By Brett Arends, MarketWatch
Investors panic needlessly
Meanwhile, the total value wiped off U.S. stocks during Monday’s panic was about $700 billion. More than 20 years’ worth of the new tariffs.
Even if Trump slapped 25% taxes on all Chinese imports, it would come to a tax hike of … $135 billion a year. U.S. gross domestic product (GDP) last year: $20.5 trillion.
So even this supposedly scary “escalation” of this “tariff war” would, er, raise our total tax bill from 26.9% of GDP all the way to 27.5% of GDP.
Oh, and isn’t it interesting to see some people’s priorities? Apparently the most shocking part of this trivial tax hike is that it might raise the price of new Apple /zigman2/quotes/202934861/lastsale AAPL +1.67% iPhones.
Last I checked, these were luxury items, right?
U.S. consumers gain
Meanwhile, the trade spat seems to be bringing down food prices. China is going to take less of our farm products. So wheat prices are down 20% since the start of the year. Soybeans are at 10-year lows.
Good for consumers, right?
No, no, of course not! Silly you. This is also bad news … for farmers!
And all this ignores the much bigger picture, anyway.

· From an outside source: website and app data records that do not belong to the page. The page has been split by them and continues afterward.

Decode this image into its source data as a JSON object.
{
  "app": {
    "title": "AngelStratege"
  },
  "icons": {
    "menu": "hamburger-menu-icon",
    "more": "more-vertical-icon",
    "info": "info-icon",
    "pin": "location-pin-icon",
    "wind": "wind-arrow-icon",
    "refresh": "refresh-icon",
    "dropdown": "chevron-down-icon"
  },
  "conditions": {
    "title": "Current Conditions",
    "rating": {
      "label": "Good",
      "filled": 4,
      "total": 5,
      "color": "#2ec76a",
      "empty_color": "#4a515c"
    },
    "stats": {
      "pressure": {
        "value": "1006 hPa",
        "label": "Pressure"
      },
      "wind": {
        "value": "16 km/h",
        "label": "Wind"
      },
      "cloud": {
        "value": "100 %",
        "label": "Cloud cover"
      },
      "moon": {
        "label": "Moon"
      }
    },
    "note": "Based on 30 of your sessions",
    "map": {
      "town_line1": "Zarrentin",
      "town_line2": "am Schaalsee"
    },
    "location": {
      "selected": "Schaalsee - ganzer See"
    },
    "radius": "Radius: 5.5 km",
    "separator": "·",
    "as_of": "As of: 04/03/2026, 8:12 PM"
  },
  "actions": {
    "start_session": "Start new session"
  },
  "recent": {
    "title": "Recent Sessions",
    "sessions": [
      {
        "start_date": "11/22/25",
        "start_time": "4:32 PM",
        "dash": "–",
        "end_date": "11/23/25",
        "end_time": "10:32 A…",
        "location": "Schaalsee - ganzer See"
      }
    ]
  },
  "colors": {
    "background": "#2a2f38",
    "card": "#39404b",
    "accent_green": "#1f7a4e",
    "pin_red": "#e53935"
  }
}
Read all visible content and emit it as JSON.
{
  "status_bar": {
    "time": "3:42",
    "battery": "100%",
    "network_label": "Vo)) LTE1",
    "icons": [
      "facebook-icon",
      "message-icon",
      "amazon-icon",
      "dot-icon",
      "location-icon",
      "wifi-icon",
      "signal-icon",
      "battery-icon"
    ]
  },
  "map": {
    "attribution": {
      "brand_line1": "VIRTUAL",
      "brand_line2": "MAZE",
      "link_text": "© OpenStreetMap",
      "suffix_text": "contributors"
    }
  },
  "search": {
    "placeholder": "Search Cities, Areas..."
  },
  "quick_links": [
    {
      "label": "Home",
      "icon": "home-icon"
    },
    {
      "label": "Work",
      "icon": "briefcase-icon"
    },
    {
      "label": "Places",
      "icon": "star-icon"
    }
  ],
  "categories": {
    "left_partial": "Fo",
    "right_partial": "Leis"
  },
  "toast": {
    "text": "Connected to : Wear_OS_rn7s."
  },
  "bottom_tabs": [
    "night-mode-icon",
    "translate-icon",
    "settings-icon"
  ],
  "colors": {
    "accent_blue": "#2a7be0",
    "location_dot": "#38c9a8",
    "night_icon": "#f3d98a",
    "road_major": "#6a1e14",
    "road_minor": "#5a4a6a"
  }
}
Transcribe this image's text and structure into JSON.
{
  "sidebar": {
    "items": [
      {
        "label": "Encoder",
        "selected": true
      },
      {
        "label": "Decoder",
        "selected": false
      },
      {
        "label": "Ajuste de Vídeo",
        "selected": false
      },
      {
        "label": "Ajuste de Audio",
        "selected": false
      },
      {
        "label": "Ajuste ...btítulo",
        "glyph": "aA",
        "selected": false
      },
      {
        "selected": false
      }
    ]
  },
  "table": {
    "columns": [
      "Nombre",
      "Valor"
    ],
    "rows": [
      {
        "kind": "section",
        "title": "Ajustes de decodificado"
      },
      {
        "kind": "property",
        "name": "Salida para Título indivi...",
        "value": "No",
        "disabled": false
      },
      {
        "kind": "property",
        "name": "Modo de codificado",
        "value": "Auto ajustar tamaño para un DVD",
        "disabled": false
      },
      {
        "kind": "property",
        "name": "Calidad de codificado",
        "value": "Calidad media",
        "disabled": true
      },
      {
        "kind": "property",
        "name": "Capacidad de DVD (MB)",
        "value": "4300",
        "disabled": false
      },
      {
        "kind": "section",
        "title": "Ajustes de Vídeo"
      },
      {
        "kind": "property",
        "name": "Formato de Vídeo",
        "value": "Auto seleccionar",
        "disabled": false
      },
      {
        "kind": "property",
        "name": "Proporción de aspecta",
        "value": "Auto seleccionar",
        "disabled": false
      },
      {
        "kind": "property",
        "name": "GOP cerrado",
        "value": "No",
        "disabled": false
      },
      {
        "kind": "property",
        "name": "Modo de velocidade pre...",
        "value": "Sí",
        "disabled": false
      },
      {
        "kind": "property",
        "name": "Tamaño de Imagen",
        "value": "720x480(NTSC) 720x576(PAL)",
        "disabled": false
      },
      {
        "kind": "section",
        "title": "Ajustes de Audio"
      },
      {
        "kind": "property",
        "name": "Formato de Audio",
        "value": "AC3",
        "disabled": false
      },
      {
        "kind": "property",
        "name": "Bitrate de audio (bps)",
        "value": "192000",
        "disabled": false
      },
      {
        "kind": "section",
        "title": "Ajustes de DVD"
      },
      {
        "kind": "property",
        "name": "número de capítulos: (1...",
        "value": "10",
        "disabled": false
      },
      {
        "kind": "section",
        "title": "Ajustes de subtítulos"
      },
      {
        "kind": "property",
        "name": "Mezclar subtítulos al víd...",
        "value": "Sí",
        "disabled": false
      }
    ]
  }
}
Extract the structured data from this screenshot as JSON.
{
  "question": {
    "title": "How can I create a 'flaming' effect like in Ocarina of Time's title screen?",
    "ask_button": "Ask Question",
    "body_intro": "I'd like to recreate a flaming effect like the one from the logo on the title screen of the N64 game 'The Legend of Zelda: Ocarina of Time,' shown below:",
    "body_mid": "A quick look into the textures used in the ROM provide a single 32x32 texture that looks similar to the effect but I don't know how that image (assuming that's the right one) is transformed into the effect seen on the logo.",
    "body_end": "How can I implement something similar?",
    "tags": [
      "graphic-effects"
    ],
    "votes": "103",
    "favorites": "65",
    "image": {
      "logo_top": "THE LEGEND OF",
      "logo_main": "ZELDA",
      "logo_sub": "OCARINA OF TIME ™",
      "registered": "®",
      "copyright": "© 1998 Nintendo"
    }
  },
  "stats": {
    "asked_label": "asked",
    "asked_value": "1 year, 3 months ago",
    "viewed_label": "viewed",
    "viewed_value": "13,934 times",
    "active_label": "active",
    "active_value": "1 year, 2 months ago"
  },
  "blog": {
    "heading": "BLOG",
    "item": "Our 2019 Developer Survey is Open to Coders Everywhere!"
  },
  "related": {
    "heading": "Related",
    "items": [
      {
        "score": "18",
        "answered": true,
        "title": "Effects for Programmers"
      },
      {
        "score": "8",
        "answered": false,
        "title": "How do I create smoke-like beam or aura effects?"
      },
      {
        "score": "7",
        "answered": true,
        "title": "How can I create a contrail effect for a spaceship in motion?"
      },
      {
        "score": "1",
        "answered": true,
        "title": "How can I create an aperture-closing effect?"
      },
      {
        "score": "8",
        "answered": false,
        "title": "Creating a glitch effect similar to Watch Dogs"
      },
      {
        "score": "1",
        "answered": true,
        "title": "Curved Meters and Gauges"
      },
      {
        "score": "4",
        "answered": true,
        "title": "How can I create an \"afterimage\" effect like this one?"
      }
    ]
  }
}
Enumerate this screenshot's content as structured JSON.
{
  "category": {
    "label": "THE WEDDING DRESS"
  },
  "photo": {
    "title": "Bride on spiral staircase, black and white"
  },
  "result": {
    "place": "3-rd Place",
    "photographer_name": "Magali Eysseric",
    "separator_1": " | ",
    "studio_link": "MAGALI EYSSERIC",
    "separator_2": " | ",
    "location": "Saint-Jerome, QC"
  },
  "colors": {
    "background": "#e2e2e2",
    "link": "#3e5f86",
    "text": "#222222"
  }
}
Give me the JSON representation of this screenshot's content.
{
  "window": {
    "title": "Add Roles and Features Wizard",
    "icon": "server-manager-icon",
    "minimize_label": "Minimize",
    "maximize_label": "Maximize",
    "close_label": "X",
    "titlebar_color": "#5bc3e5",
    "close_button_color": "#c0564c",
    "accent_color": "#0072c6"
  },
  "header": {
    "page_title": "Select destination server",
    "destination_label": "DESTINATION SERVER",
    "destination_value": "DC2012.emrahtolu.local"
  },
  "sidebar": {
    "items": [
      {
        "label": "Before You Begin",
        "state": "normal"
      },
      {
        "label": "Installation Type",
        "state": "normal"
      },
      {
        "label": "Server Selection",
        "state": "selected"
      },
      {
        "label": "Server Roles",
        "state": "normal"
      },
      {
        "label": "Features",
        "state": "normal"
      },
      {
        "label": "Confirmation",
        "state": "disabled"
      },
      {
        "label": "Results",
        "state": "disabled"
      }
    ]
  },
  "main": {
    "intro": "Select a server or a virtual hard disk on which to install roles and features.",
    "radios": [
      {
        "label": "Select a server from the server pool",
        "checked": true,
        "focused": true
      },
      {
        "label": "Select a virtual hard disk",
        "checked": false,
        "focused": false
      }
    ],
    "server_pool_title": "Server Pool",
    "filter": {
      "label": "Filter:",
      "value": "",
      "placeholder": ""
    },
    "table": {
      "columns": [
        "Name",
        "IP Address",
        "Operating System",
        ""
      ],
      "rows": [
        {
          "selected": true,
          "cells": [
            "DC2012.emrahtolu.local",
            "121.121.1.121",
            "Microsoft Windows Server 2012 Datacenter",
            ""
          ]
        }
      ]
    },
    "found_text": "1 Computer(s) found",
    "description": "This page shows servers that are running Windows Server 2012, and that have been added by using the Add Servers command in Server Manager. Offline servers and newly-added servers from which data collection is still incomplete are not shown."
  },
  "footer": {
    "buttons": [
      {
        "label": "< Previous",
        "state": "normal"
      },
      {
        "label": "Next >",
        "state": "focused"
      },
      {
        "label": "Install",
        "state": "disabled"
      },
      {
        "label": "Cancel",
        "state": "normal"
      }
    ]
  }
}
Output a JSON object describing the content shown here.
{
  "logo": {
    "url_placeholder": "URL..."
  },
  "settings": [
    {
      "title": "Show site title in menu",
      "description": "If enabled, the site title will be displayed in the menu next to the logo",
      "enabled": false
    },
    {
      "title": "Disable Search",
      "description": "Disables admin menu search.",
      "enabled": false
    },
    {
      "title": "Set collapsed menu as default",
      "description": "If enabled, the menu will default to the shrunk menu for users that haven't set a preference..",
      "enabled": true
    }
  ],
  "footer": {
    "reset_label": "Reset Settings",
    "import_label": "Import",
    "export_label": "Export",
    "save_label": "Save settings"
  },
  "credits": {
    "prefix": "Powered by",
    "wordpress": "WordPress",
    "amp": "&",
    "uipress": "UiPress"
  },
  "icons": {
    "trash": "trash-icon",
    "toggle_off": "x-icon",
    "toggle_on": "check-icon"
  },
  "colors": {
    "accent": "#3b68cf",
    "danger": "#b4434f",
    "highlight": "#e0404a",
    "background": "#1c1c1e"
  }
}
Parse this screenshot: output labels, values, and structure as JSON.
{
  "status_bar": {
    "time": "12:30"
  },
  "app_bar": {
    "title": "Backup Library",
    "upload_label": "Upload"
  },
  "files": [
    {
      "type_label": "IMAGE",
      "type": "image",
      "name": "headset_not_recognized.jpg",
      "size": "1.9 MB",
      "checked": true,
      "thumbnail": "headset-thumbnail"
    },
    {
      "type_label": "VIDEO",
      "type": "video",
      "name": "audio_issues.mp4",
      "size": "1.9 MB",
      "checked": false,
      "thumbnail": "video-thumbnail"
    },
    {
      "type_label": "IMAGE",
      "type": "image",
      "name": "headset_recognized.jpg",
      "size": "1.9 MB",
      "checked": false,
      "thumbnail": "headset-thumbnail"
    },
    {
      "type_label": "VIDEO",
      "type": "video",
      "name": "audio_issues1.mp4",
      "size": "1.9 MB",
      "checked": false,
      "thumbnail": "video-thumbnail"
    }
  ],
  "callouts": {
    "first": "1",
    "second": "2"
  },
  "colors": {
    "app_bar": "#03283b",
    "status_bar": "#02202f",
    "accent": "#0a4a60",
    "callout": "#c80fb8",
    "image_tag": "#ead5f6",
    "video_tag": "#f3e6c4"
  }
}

The tariffs are simply a means to an end. The president is trying to get China to start buying more of our stuff. He knows the so-called Middle Kingdom, which now has the second-biggest economy in the world, responds to incentives more than to nice words. These tariffs give China an incentive to open up.
OK, so China’s first reaction is just to retaliate. Big deal. That’s just posturing.
Right now we export less to China than we do to Japan, South Korea and Singapore put together. That’s the point. So the effect of China’s new tariffs on the U.S. are yet another rounding error. Even if China banned all imports from the U.S., that would amount to only 0.6% of our gross domestic product. And we’d sell the stuff somewhere else.
Don’t buy the hysteria. President Trump is simply trying to pressure our biggest competitor to buy more American goods. That should be a good thing, even if you don’t like him.
Brett Arends is a columnist for MarketWatch.